Fall Armyworm

Spodoptera frugiperda Smith

Appearance and Life History

Larva Larva
Photo by J. Obermeyer

Several species of armyworms can be found in the Midwest each year. However, the development of economically damaging populations depends on a number of factors such as; cropping practices, date of planting, insect migration patterns, parasites and predators, weather conditions, etc. Fall armyworm moths are attracted to extremely late planted corn, which normally can sustain considerable damage from this pest.

Adult (moths) Adult (moths)
Photo by University of Nebraska

The fall armyworm moth has dark gray, mottled forewings with light and dark splotches, and a noticeable white spot near the extreme end of each. Newly hatched larvae are green in color and move in a looping motion. Fall armyworm larvae are smooth-skinned and vary in color from light tan or green to nearly black. They have three yellow-white hairlines down their backs. On each side of their bodies and next to the yellow lines is a wider dark stripe. Next to that is an equally wide, wavy, yellow stripe, splotched with red. Full-grown larvae are about 1-1/2 inches (38 mm) long.

Note characteristic Y-shaped marking between eyes Note characteristic Y-shaped marking between eyes
Photo by J. Obermeyer

To differentiate this larva from other armyworm species or corn earworm one needs to look at the head of the insect. The fall armyworm's head has a predominant white, inverted Y-shaped suture between the eyes.

Moths are typically attracted to fields of late-maturing corn to lay their eggs. The larvae are primarily daytime feeders. They appear in corn fields late in the season, from mid-July through harvest. Fall armyworm, unlike armyworm, are typically found damaging corn in patches throughout a field.

Fall Armyworm Life Cycle
Whorl damage Whorl damage
Photo by Purdue University

Damage

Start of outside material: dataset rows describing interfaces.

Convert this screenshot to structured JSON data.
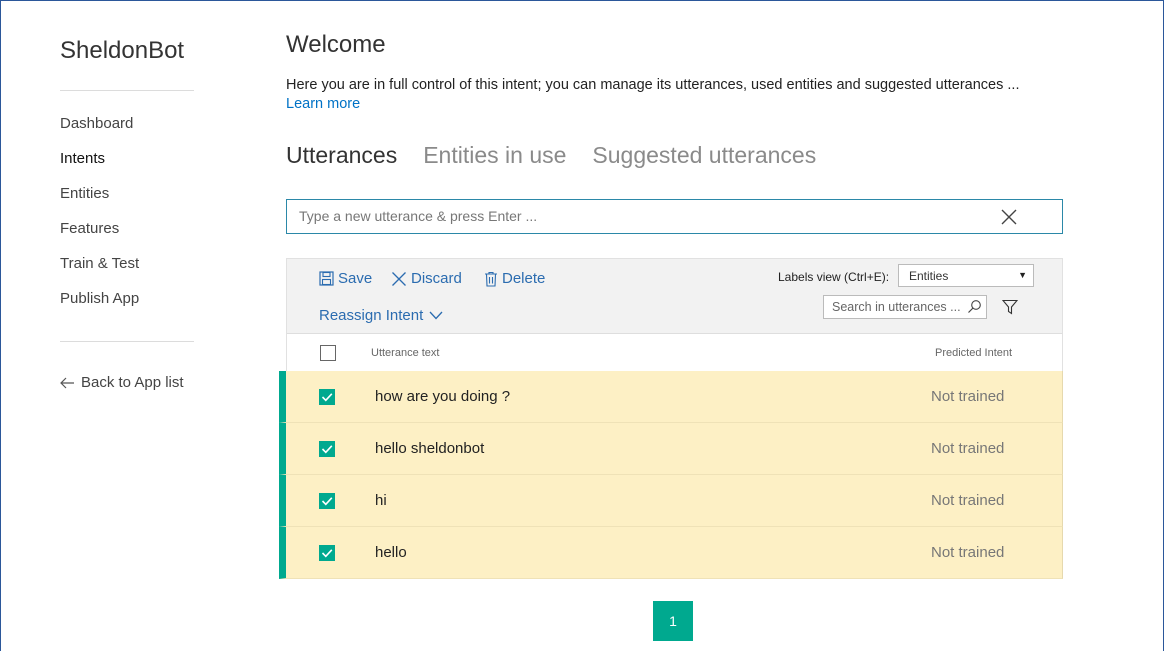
{
  "app": {
    "name": "SheldonBot"
  },
  "sidebar": {
    "items": [
      {
        "label": "Dashboard"
      },
      {
        "label": "Intents"
      },
      {
        "label": "Entities"
      },
      {
        "label": "Features"
      },
      {
        "label": "Train & Test"
      },
      {
        "label": "Publish App"
      }
    ],
    "active": "Intents",
    "back_label": "Back to App list"
  },
  "header": {
    "title": "Welcome",
    "description": "Here you are in full control of this intent; you can manage its utterances, used entities and suggested utterances ...",
    "learn_more": "Learn more"
  },
  "tabs": [
    {
      "label": "Utterances",
      "active": true
    },
    {
      "label": "Entities in use",
      "active": false
    },
    {
      "label": "Suggested utterances",
      "active": false
    }
  ],
  "utterance_input": {
    "placeholder": "Type a new utterance & press Enter ...",
    "value": ""
  },
  "toolbar": {
    "save_label": "Save",
    "discard_label": "Discard",
    "delete_label": "Delete",
    "reassign_label": "Reassign Intent",
    "labels_view_label": "Labels view (Ctrl+E):",
    "labels_view_value": "Entities",
    "search_placeholder": "Search in utterances ..."
  },
  "table": {
    "columns": {
      "text": "Utterance text",
      "intent": "Predicted Intent"
    },
    "rows": [
      {
        "text": "how are you doing ?",
        "intent": "Not trained",
        "checked": true
      },
      {
        "text": "hello sheldonbot",
        "intent": "Not trained",
        "checked": true
      },
      {
        "text": "hi",
        "intent": "Not trained",
        "checked": true
      },
      {
        "text": "hello",
        "intent": "Not trained",
        "checked": true
      }
    ]
  },
  "pagination": {
    "current": "1"
  },
  "colors": {
    "accent": "#00a98f",
    "link": "#2b6cb0",
    "row_selected": "#fdf0c5",
    "input_border": "#2b88a8"
  }
}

Larvae feed on corn leaves and may attack the tassels and/or ears of corn. Their damage appears as ragged-edged holes on leaves, tassels and/or ears. Severe feeding may give the appearance of corn that has been damaged by hail.

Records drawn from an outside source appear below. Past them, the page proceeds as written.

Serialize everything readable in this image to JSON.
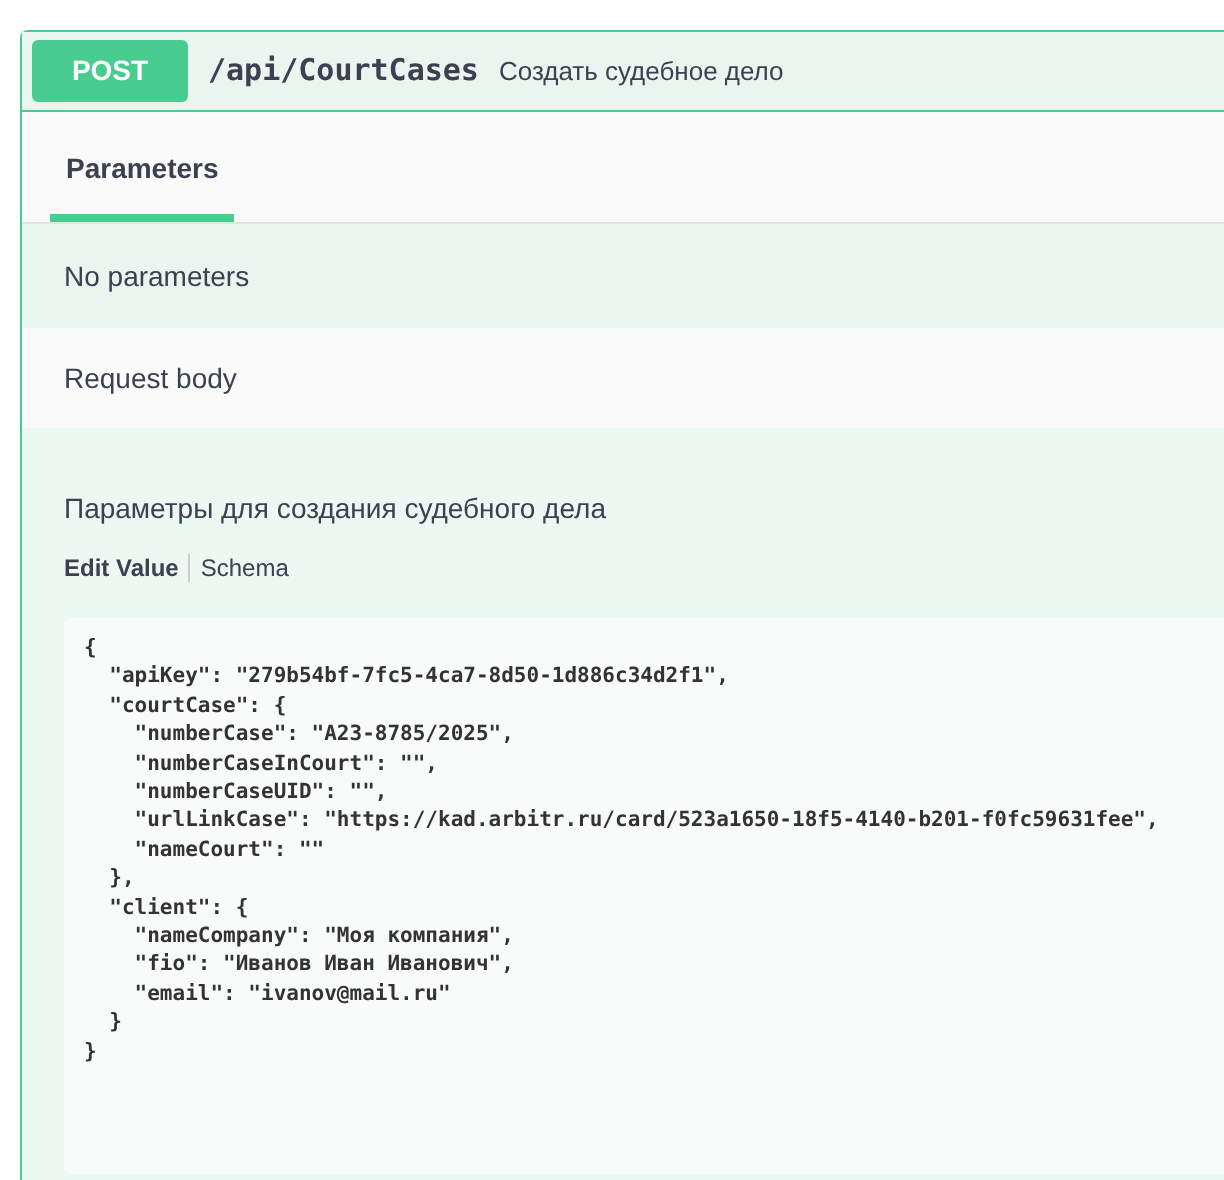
{
  "operation": {
    "method": "POST",
    "path": "/api/CourtCases",
    "summary": "Создать судебное дело"
  },
  "tabs": [
    {
      "label": "Parameters",
      "selected": true
    }
  ],
  "parameters_message": "No parameters",
  "request_body": {
    "title": "Request body",
    "description": "Параметры для создания судебного дела",
    "view_tabs": [
      {
        "label": "Edit Value",
        "selected": true
      },
      {
        "label": "Schema",
        "selected": false
      }
    ],
    "example_lines": [
      "{",
      "  \"apiKey\": \"279b54bf-7fc5-4ca7-8d50-1d886c34d2f1\",",
      "  \"courtCase\": {",
      "    \"numberCase\": \"A23-8785/2025\",",
      "    \"numberCaseInCourt\": \"\",",
      "    \"numberCaseUID\": \"\",",
      "    \"urlLinkCase\": \"https://kad.arbitr.ru/card/523a1650-18f5-4140-b201-f0fc59631fee\",",
      "    \"nameCourt\": \"\"",
      "  },",
      "  \"client\": {",
      "    \"nameCompany\": \"Моя компания\",",
      "    \"fio\": \"Иванов Иван Иванович\",",
      "    \"email\": \"ivanov@mail.ru\"",
      "  }",
      "}"
    ]
  }
}
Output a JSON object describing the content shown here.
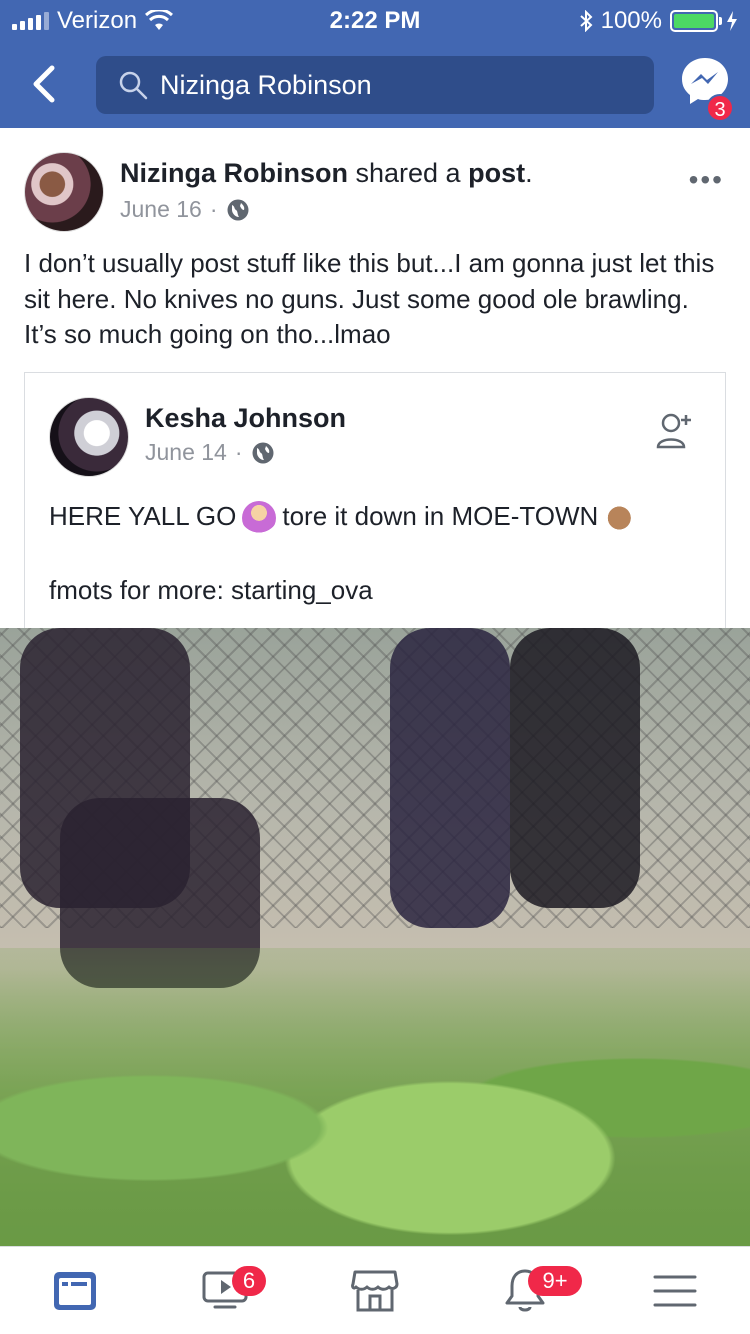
{
  "status_bar": {
    "carrier": "Verizon",
    "time": "2:22 PM",
    "battery": "100%",
    "battery_level": 1.0
  },
  "nav": {
    "search_text": "Nizinga Robinson",
    "messenger_badge": "3"
  },
  "post": {
    "author": "Nizinga Robinson",
    "action_prefix": "shared a",
    "action_object": "post",
    "action_suffix": ".",
    "date": "June 16",
    "separator": "·",
    "text": "I don’t usually post stuff like this but...I am gonna just let this sit here. No knives no guns. Just some good ole brawling. It’s so much going on tho...lmao",
    "more_label": "•••"
  },
  "shared_post": {
    "author": "Kesha Johnson",
    "date": "June 14",
    "separator": "·",
    "text_before_emoji": "HERE YALL GO",
    "text_after_emoji": "tore it down in MOE-TOWN",
    "text_line2": "fmots for more: starting_ova",
    "emoji1": "woman-tipping-hand-emoji",
    "emoji2": "call-me-hand-emoji"
  },
  "tab_bar": {
    "tabs": [
      {
        "name": "news-feed",
        "icon": "news-feed-icon",
        "active": true
      },
      {
        "name": "watch",
        "icon": "video-icon",
        "badge": "6"
      },
      {
        "name": "marketplace",
        "icon": "marketplace-icon"
      },
      {
        "name": "notifications",
        "icon": "bell-icon",
        "badge": "9+"
      },
      {
        "name": "menu",
        "icon": "menu-icon"
      }
    ]
  },
  "colors": {
    "brand": "#4267b2",
    "search_bg": "#2f4d8a",
    "badge": "#f02849",
    "battery_fill": "#4cd964",
    "active_tab": "#4267b2",
    "inactive_tab": "#606770"
  }
}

Sampling Method

Scouting for fall armyworm is necessary only in fields where larvae or their damage are noted. Sampling should be conducted in 5 areas of a field. In each of the 5 areas, randomly select a plant as the first of a sample set of 20 consecutive plants. Carefully examine each plant to determine the number of damaged plants in each sample set. From these numbers, determine the percentage of plants damaged in the field. Also note the number of larvae observed and estimate their size (length). Finally, estimate the percentage of the field infested (eg., if 5 acres of a 50 acre field have larvae present, report it as 10% infested) and note the location of the infestation. Since some infestations may be outside the sample area (e.g., areas between sampling spots, border rows, waterways, etc.) with damage should be noted and evaluated.

Fall armyworm may be found feeding during daylight hours, and they typically are found scattered throughout a field. Besides feeding on leaves, they may attack the tassels and/or ears of corn.

Management Guidelines

Corn Insect Control Recommendations: E-series 219-W (PDF)

The application of an insecticide is usually not economical for control of the fall armyworm. However, it may be necessary if the infestation is extremely severe and/or the plants are under stress. In such cases, if 75% of the plants exhibit whorl feeding damage and larvae are less than 1-1/4 inches (31 mm) long, and the plants are under stress, treatment may be advisable. If high levels of damage are noted in isolated areas of a field, spot treatments may be warranted. Consider when applying controls that fall armyworm frass (excrement) becomes so heavy that it can create a "plug" which prevents penetration of the insecticide into the whorl where the larvae may be feeding.

If control is necessary, contact your state Cooperative Extension Service or click here for control materials and rates.

IPM Tip Fall Armyworm